Saturday July 28, 2012
Bankers: Malaysia not shielded from contagion risk
By JOHN LOH
KUALA LUMPUR: The idea that Malaysia is shielded from contagion risks arising from the distressed Western economies is a myth, according to banking executives.
“The whole notion of Malaysia being insulated is something we need to be less sanguine about,” Hong Leong Bank group chief risk officer (CRO) Justin Soong said during a panel discussion at the Asian Strategy and Leadership Institute's Malaysian Banking Summit.
Panellist Jeroen Thijs, CRO of Bank Islam Malaysia Bhd, echoed this, saying a country could never truly mitigate contagion risks, especially if it was plugged into the global economy.
“The only country that might be isolated from such risks is North Korea, but the rest are dependent on trade flows. If something goes wrong, some macroeconomic factors in Malaysia could change and affect banks and consumers here.
“I don't think you can mitigate or eliminate contagion risk. The best a bank can do is to make sure it is diversified across geographies, industries and instruments,” he said.
Nonetheless, proper risk management systems were now entrenched in the local financial services industry and part of “nearly every decision that banks make,” according to RAM Ratings deputy CEO Promod Dass.
Thijs said that prior to the Asian financial crisis, there was not much emphasis on risk management in the country.
“Now we see that our risk management is on par with international standards, and sometimes even better than some Western banks.”
Even with the current safeguards and systems in place, Dass said there was a need to engender a “risk culture” at all levels.
“Risk management is about the people. It is not just the CRO's role, but goes down to the officer that brings in the loan.
"The hardest thing for any risk management team is to stand back and stay away from herd mentality in the industry,” he said.
“While every bank in town is lending to a particular sector or pursuing a fashionable product or merger or acquisition, they must consider whether it is in their best interests in the long run.
"The banks that survived the crisis were the ones which were good at saying no during the best of times,” he added.
Meanwhile, Thijs remarked that he was “baffled” by the continued reliance by banks on risk models and projections, citing the example of recently-disgraced US bank JP Morgan, which pioneered its use.
“We have seen over and over again that these models don't work. They are useful in normal times, but when stress breaks out, they are very un-useful' as they create a false sense of security.”
On the other hand, he named Wells Fargo as a case study for how banks should behave during both boom and bust.

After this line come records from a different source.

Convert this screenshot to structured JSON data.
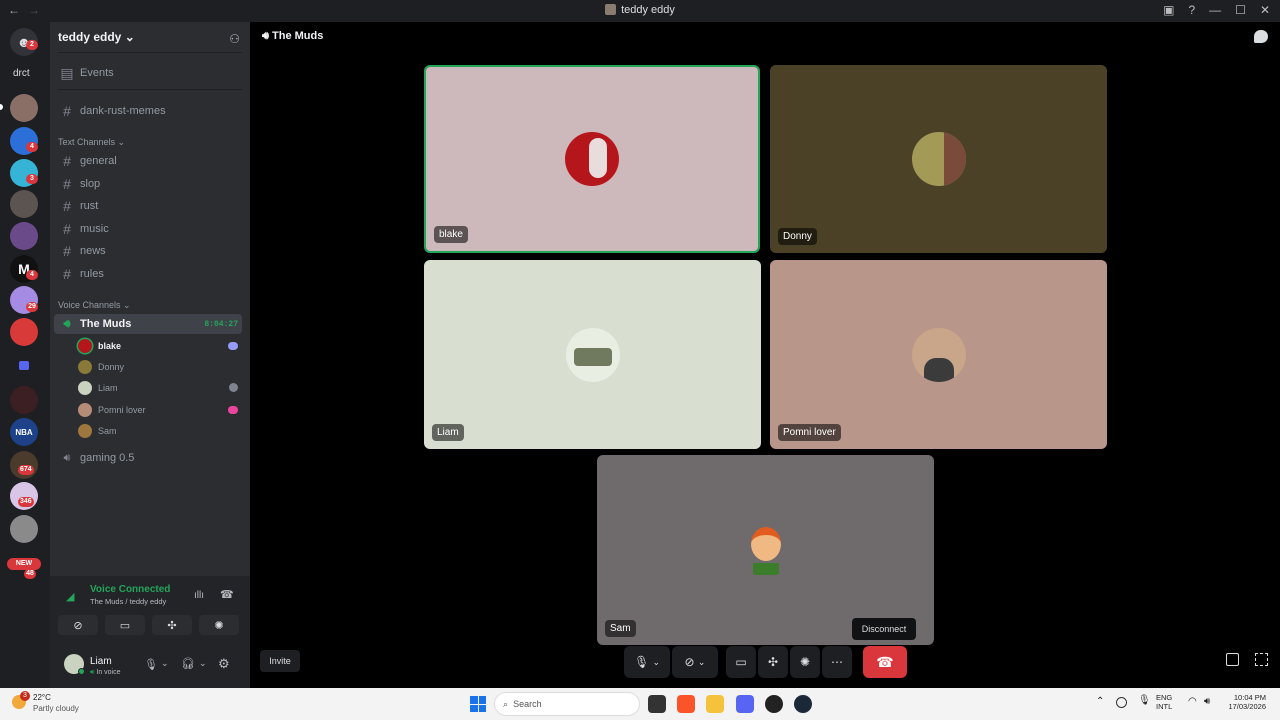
{
  "window": {
    "title": "teddy eddy",
    "back": "←",
    "forward": "→",
    "minimize": "—",
    "maximize": "☐",
    "close": "✕"
  },
  "guilds": {
    "dm_badge": "2",
    "folder_label": "drct",
    "badges": [
      "4",
      "3",
      "4",
      "29",
      "674",
      "346",
      "48"
    ],
    "new_label": "NEW"
  },
  "sidebar": {
    "server_name": "teddy eddy",
    "events": "Events",
    "pinned_channel": "dank-rust-memes",
    "text_category": "Text Channels",
    "text_channels": [
      "general",
      "slop",
      "rust",
      "music",
      "news",
      "rules"
    ],
    "voice_category": "Voice Channels",
    "active_voice": {
      "name": "The Muds",
      "timer": "8:04:27"
    },
    "voice_users": [
      "blake",
      "Donny",
      "Liam",
      "Pomni lover",
      "Sam"
    ],
    "other_voice": "gaming 0.5"
  },
  "voice_panel": {
    "status": "Voice Connected",
    "location": "The Muds / teddy eddy",
    "user": "Liam",
    "user_status": "In voice"
  },
  "main": {
    "channel_title": "The Muds",
    "participants": [
      {
        "name": "blake",
        "bg": "#cdb8bb"
      },
      {
        "name": "Donny",
        "bg": "#4b4126"
      },
      {
        "name": "Liam",
        "bg": "#d8dfd0"
      },
      {
        "name": "Pomni lover",
        "bg": "#b8968a"
      },
      {
        "name": "Sam",
        "bg": "#6f6a6b"
      }
    ],
    "invite": "Invite",
    "disconnect_tooltip": "Disconnect"
  },
  "taskbar": {
    "weather_badge": "3",
    "temperature": "22°C",
    "conditions": "Partly cloudy",
    "search_placeholder": "Search",
    "lang1": "ENG",
    "lang2": "INTL",
    "time": "10:04 PM",
    "date": "17/03/2026"
  },
  "colors": {
    "accent_green": "#23a55a",
    "danger": "#da373c",
    "blurple": "#5865f2"
  }
}
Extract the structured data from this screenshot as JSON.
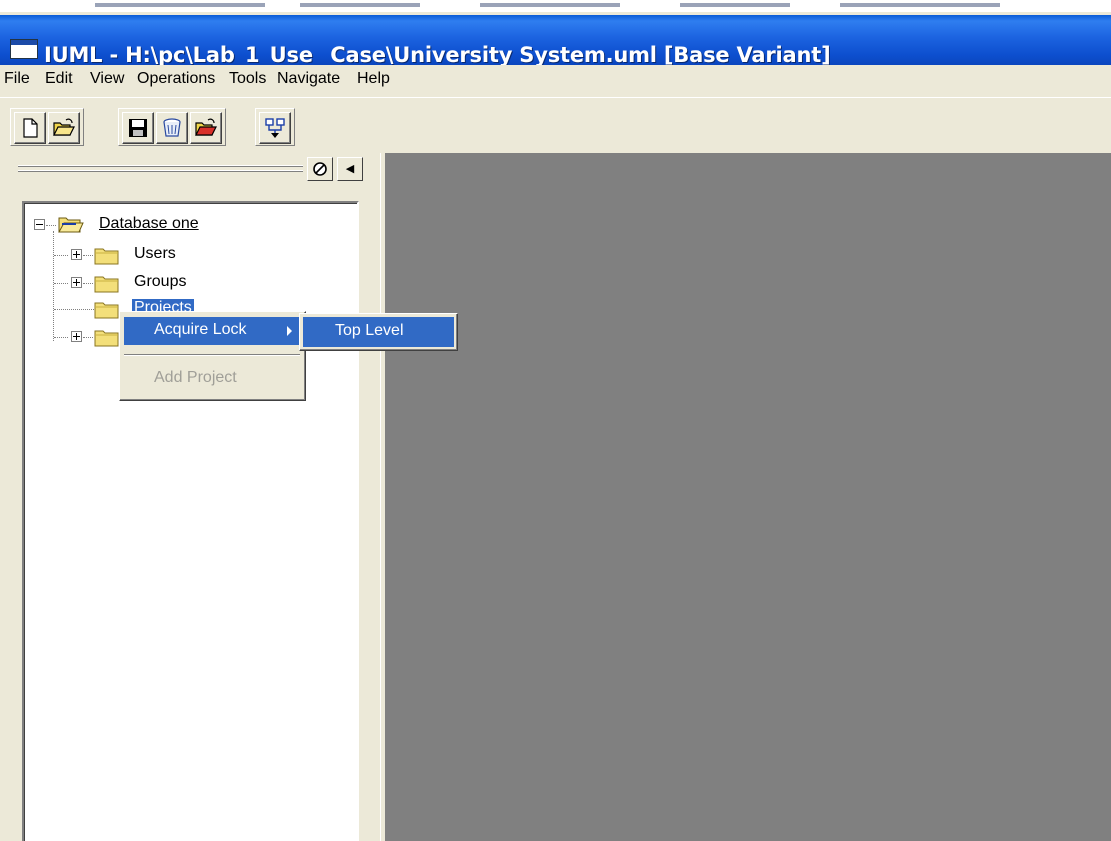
{
  "window": {
    "title": "IUML - H:\\pc\\Lab_1_Use _Case\\University System.uml [Base Variant]"
  },
  "menubar": {
    "items": [
      "File",
      "Edit",
      "View",
      "Operations",
      "Tools",
      "Navigate",
      "Help"
    ]
  },
  "toolbar": {
    "buttons": [
      {
        "icon": "new-document-icon"
      },
      {
        "icon": "open-folder-icon"
      },
      {
        "icon": "save-disk-icon"
      },
      {
        "icon": "recycle-bin-icon"
      },
      {
        "icon": "open-red-folder-icon"
      },
      {
        "icon": "diagram-tree-icon"
      }
    ]
  },
  "tree": {
    "root": "Database one",
    "children": [
      {
        "label": "Users",
        "expandable": true
      },
      {
        "label": "Groups",
        "expandable": true
      },
      {
        "label": "Projects",
        "expandable": false,
        "selected": true
      },
      {
        "label": "",
        "expandable": true
      }
    ]
  },
  "context_menu": {
    "items": [
      {
        "label": "Acquire Lock",
        "has_submenu": true,
        "active": true
      },
      {
        "label": "Add Project",
        "disabled": true
      }
    ],
    "submenu": {
      "items": [
        {
          "label": "Top Level",
          "active": true
        }
      ]
    }
  },
  "colors": {
    "titlebar": "#0d4fcf",
    "selection": "#316ac5",
    "workspace": "#808080",
    "face": "#ece9d8"
  }
}
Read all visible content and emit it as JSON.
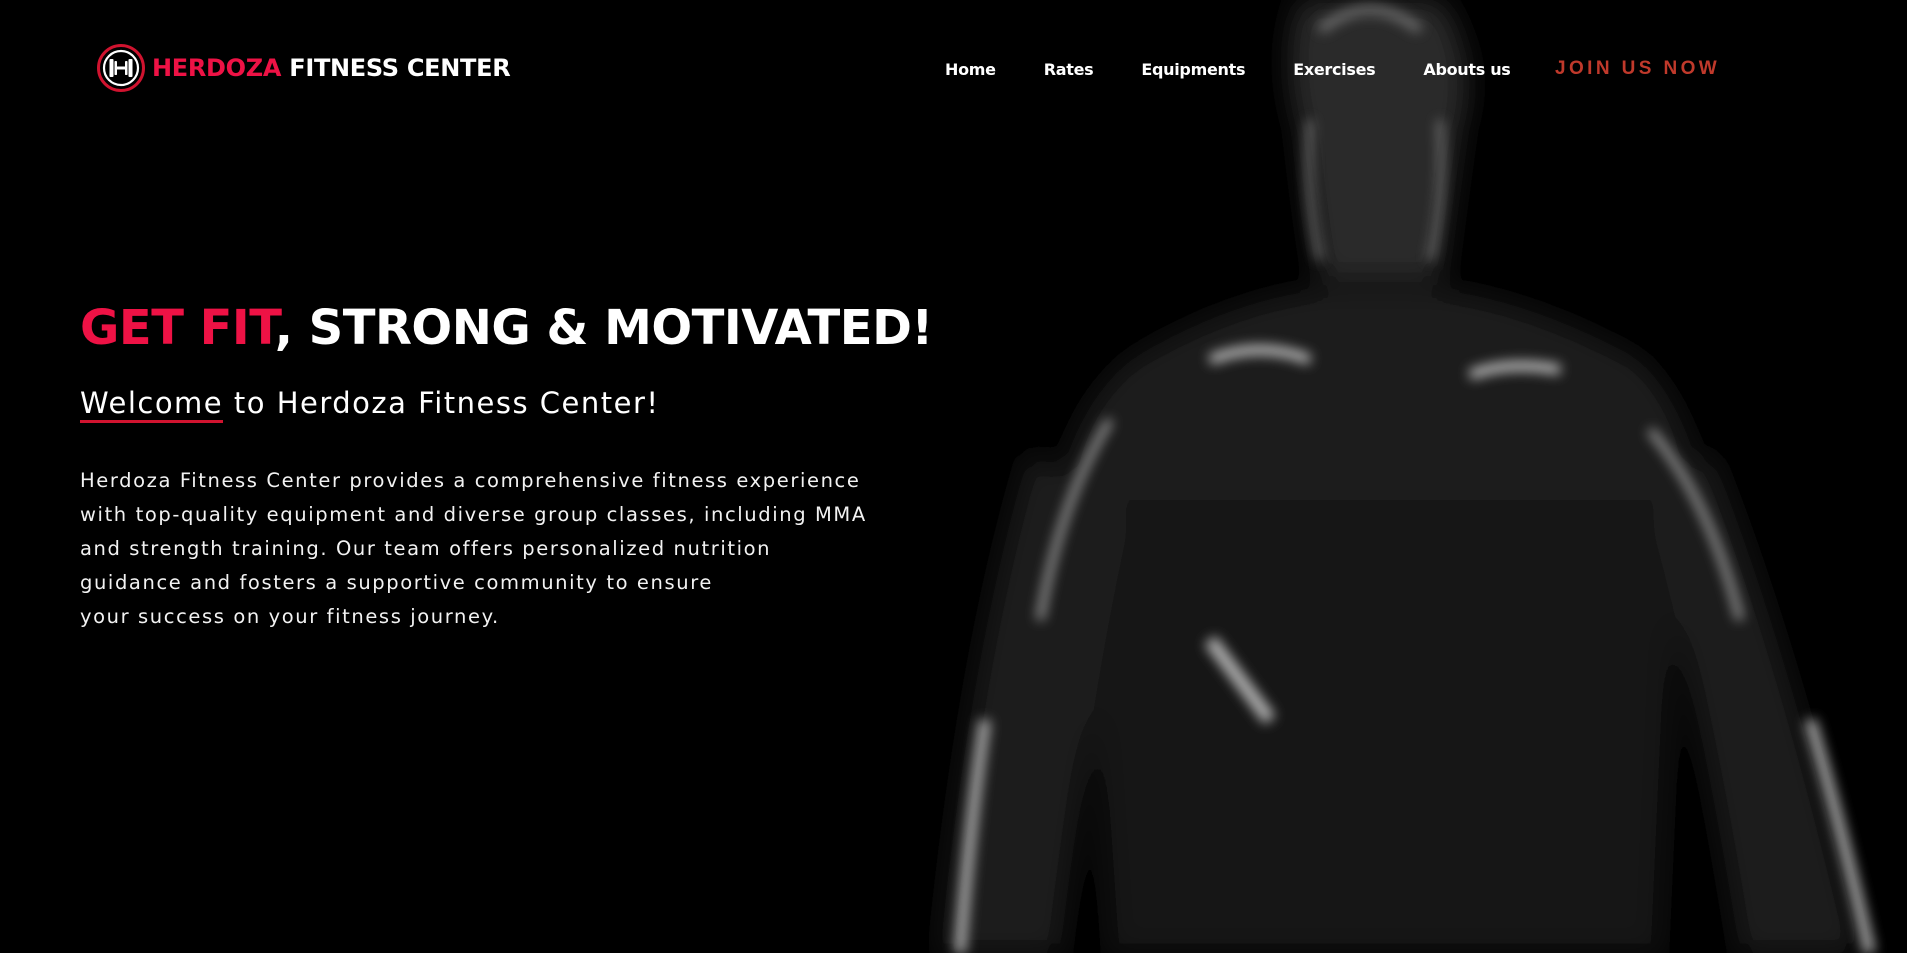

“In the good times, they adhered to strong underwriting practices, and were losing market share hand over fist.
“I can assure you their shareholders were not happy," Thijs explained.
“But they said, No, we don't believe in loaning money to people who can't pay back'. Then the crisis hit and they didn't go under. Now they have the firing power and have acquired healthy assets from banks which needed to raise money.
“They have the highest market share of mortgages in the United States currently without ever having to compromise on their risk standards.”